▶ _WORK ORDER_
Here is a listing. Write it all out again exactly, but not its pictures.

▶ _INFORMATION_
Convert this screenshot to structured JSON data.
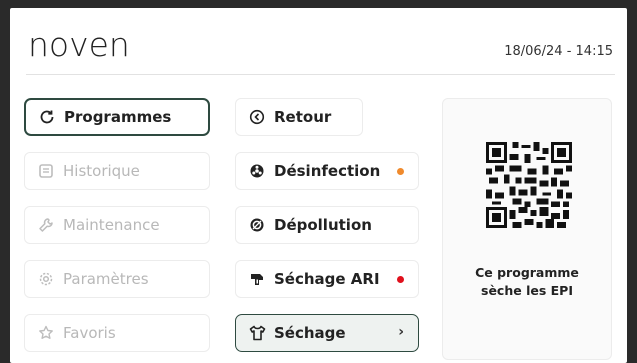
{
  "header": {
    "logo": "noven",
    "datetime": "18/06/24 - 14:15"
  },
  "left_menu": [
    {
      "label": "Programmes",
      "icon": "refresh-icon",
      "active": true
    },
    {
      "label": "Historique",
      "icon": "history-icon",
      "active": false
    },
    {
      "label": "Maintenance",
      "icon": "wrench-icon",
      "active": false
    },
    {
      "label": "Paramètres",
      "icon": "gear-icon",
      "active": false
    },
    {
      "label": "Favoris",
      "icon": "star-icon",
      "active": false
    }
  ],
  "program_menu": [
    {
      "label": "Retour",
      "icon": "back-icon"
    },
    {
      "label": "Désinfection",
      "icon": "biohazard-icon",
      "status_color": "#f08a2c"
    },
    {
      "label": "Dépollution",
      "icon": "filter-icon"
    },
    {
      "label": "Séchage ARI",
      "icon": "mask-icon",
      "status_color": "#e0101c"
    },
    {
      "label": "Séchage",
      "icon": "shirt-icon",
      "selected": true,
      "chevron": "›"
    }
  ],
  "info_panel": {
    "qr_icon": "qr-code-icon",
    "line1": "Ce programme",
    "line2": "sèche les EPI"
  }
}
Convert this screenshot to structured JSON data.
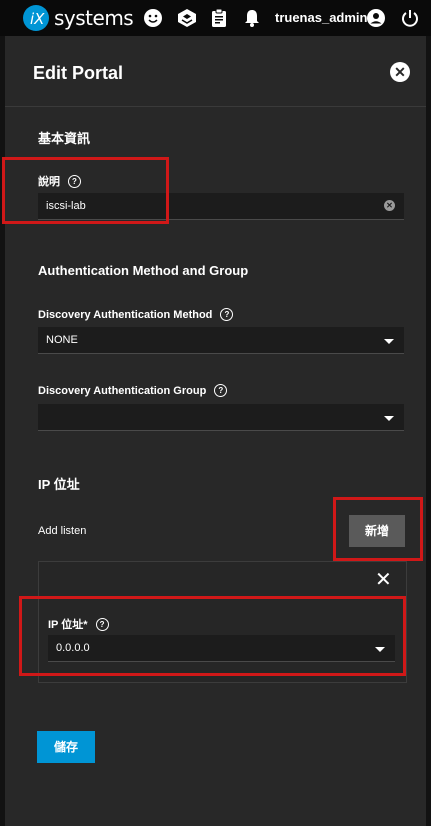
{
  "topbar": {
    "brand": "systems",
    "username": "truenas_admin",
    "icons": [
      "ix-logo-icon",
      "feedback-icon",
      "truecommand-icon",
      "clipboard-icon",
      "bell-icon",
      "account-circle-icon",
      "power-icon"
    ]
  },
  "panel": {
    "title": "Edit Portal",
    "basic_section": "基本資訊",
    "description_label": "說明",
    "description_value": "iscsi-lab",
    "auth_section": "Authentication Method and Group",
    "auth_method_label": "Discovery Authentication Method",
    "auth_method_value": "NONE",
    "auth_group_label": "Discovery Authentication Group",
    "auth_group_value": "",
    "ip_section": "IP 位址",
    "add_listen_label": "Add listen",
    "add_button": "新增",
    "ip_label": "IP 位址*",
    "ip_value": "0.0.0.0",
    "save_button": "儲存"
  },
  "colors": {
    "accent": "#0095d5",
    "highlight": "#d01818",
    "background": "#282828"
  }
}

▶ _RESULT OF THE TASK_
Convert this screenshot to structured JSON data.
{
  "header": {
    "logo": "noven",
    "datetime": "18/06/24 - 14:15"
  },
  "left_menu": [
    {
      "label": "Programmes",
      "icon": "refresh-icon",
      "active": true
    },
    {
      "label": "Historique",
      "icon": "history-icon",
      "active": false
    },
    {
      "label": "Maintenance",
      "icon": "wrench-icon",
      "active": false
    },
    {
      "label": "Paramètres",
      "icon": "gear-icon",
      "active": false
    },
    {
      "label": "Favoris",
      "icon": "star-icon",
      "active": false
    }
  ],
  "program_menu": [
    {
      "label": "Retour",
      "icon": "back-icon"
    },
    {
      "label": "Désinfection",
      "icon": "biohazard-icon",
      "status_color": "#f08a2c"
    },
    {
      "label": "Dépollution",
      "icon": "filter-icon"
    },
    {
      "label": "Séchage ARI",
      "icon": "mask-icon",
      "status_color": "#e0101c"
    },
    {
      "label": "Séchage",
      "icon": "shirt-icon",
      "selected": true,
      "chevron": "›"
    }
  ],
  "info_panel": {
    "qr_icon": "qr-code-icon",
    "line1": "Ce programme",
    "line2": "sèche les EPI"
  }
}
Convert this screenshot to structured JSON data.
{
  "topbar": {
    "brand": "systems",
    "username": "truenas_admin",
    "icons": [
      "ix-logo-icon",
      "feedback-icon",
      "truecommand-icon",
      "clipboard-icon",
      "bell-icon",
      "account-circle-icon",
      "power-icon"
    ]
  },
  "panel": {
    "title": "Edit Portal",
    "basic_section": "基本資訊",
    "description_label": "說明",
    "description_value": "iscsi-lab",
    "auth_section": "Authentication Method and Group",
    "auth_method_label": "Discovery Authentication Method",
    "auth_method_value": "NONE",
    "auth_group_label": "Discovery Authentication Group",
    "auth_group_value": "",
    "ip_section": "IP 位址",
    "add_listen_label": "Add listen",
    "add_button": "新增",
    "ip_label": "IP 位址*",
    "ip_value": "0.0.0.0",
    "save_button": "儲存"
  },
  "colors": {
    "accent": "#0095d5",
    "highlight": "#d01818",
    "background": "#282828"
  }
}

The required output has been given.